**WHAT THIS TASK INVOLVES**.
All of the data is to be written out again exactly, without the pictures.

**INFORMATION**.
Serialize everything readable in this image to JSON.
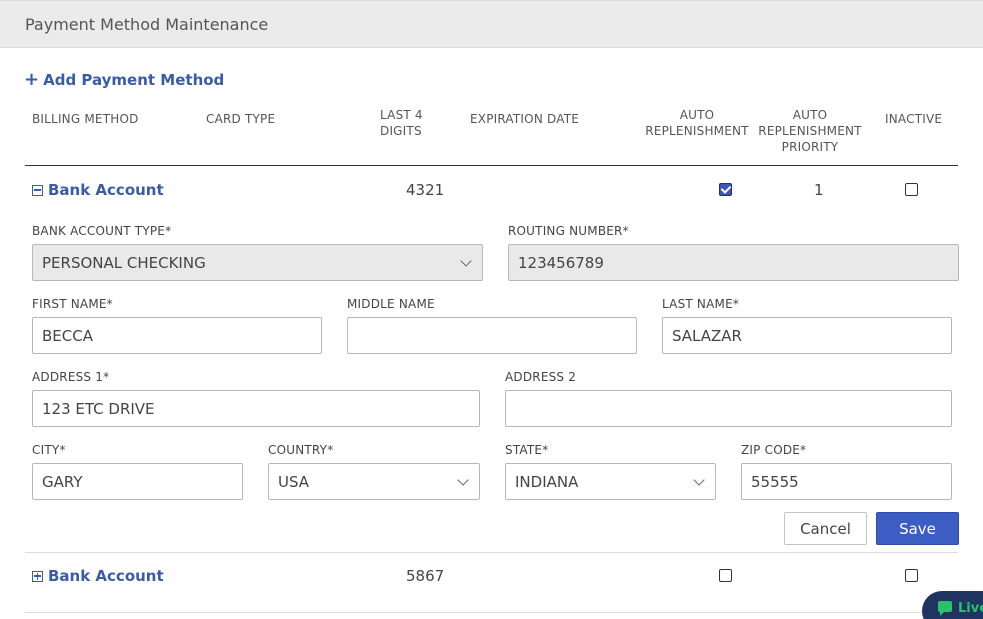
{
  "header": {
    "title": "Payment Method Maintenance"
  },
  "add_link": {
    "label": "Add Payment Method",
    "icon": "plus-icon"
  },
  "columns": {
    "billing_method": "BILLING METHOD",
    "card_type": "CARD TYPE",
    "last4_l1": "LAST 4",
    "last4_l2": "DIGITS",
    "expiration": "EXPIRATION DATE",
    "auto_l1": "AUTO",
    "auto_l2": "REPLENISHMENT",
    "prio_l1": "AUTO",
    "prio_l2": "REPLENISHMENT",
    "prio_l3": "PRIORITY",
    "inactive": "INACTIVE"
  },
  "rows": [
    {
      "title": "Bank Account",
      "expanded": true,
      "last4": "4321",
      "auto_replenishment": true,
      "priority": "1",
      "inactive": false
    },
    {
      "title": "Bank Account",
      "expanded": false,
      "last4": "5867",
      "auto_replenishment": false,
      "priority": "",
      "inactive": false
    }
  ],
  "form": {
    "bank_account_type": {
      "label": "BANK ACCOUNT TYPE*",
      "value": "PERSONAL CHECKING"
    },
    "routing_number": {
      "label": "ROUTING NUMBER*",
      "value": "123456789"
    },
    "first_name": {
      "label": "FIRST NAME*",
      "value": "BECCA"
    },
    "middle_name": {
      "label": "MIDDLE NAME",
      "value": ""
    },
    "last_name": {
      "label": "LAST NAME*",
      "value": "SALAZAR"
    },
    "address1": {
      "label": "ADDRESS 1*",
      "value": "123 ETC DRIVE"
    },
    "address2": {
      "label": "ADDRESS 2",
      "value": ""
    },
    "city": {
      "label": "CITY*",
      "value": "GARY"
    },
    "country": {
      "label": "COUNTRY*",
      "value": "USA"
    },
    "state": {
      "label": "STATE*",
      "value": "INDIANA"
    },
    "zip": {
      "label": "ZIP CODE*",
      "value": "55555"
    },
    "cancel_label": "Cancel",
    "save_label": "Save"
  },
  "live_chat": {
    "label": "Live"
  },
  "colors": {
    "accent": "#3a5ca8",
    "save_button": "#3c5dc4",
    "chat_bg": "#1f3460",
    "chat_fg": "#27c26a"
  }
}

**OUTPUT OF THE TASK**.
Serialize everything readable in this image to JSON.
{
  "header": {
    "title": "Payment Method Maintenance"
  },
  "add_link": {
    "label": "Add Payment Method",
    "icon": "plus-icon"
  },
  "columns": {
    "billing_method": "BILLING METHOD",
    "card_type": "CARD TYPE",
    "last4_l1": "LAST 4",
    "last4_l2": "DIGITS",
    "expiration": "EXPIRATION DATE",
    "auto_l1": "AUTO",
    "auto_l2": "REPLENISHMENT",
    "prio_l1": "AUTO",
    "prio_l2": "REPLENISHMENT",
    "prio_l3": "PRIORITY",
    "inactive": "INACTIVE"
  },
  "rows": [
    {
      "title": "Bank Account",
      "expanded": true,
      "last4": "4321",
      "auto_replenishment": true,
      "priority": "1",
      "inactive": false
    },
    {
      "title": "Bank Account",
      "expanded": false,
      "last4": "5867",
      "auto_replenishment": false,
      "priority": "",
      "inactive": false
    }
  ],
  "form": {
    "bank_account_type": {
      "label": "BANK ACCOUNT TYPE*",
      "value": "PERSONAL CHECKING"
    },
    "routing_number": {
      "label": "ROUTING NUMBER*",
      "value": "123456789"
    },
    "first_name": {
      "label": "FIRST NAME*",
      "value": "BECCA"
    },
    "middle_name": {
      "label": "MIDDLE NAME",
      "value": ""
    },
    "last_name": {
      "label": "LAST NAME*",
      "value": "SALAZAR"
    },
    "address1": {
      "label": "ADDRESS 1*",
      "value": "123 ETC DRIVE"
    },
    "address2": {
      "label": "ADDRESS 2",
      "value": ""
    },
    "city": {
      "label": "CITY*",
      "value": "GARY"
    },
    "country": {
      "label": "COUNTRY*",
      "value": "USA"
    },
    "state": {
      "label": "STATE*",
      "value": "INDIANA"
    },
    "zip": {
      "label": "ZIP CODE*",
      "value": "55555"
    },
    "cancel_label": "Cancel",
    "save_label": "Save"
  },
  "live_chat": {
    "label": "Live"
  },
  "colors": {
    "accent": "#3a5ca8",
    "save_button": "#3c5dc4",
    "chat_bg": "#1f3460",
    "chat_fg": "#27c26a"
  }
}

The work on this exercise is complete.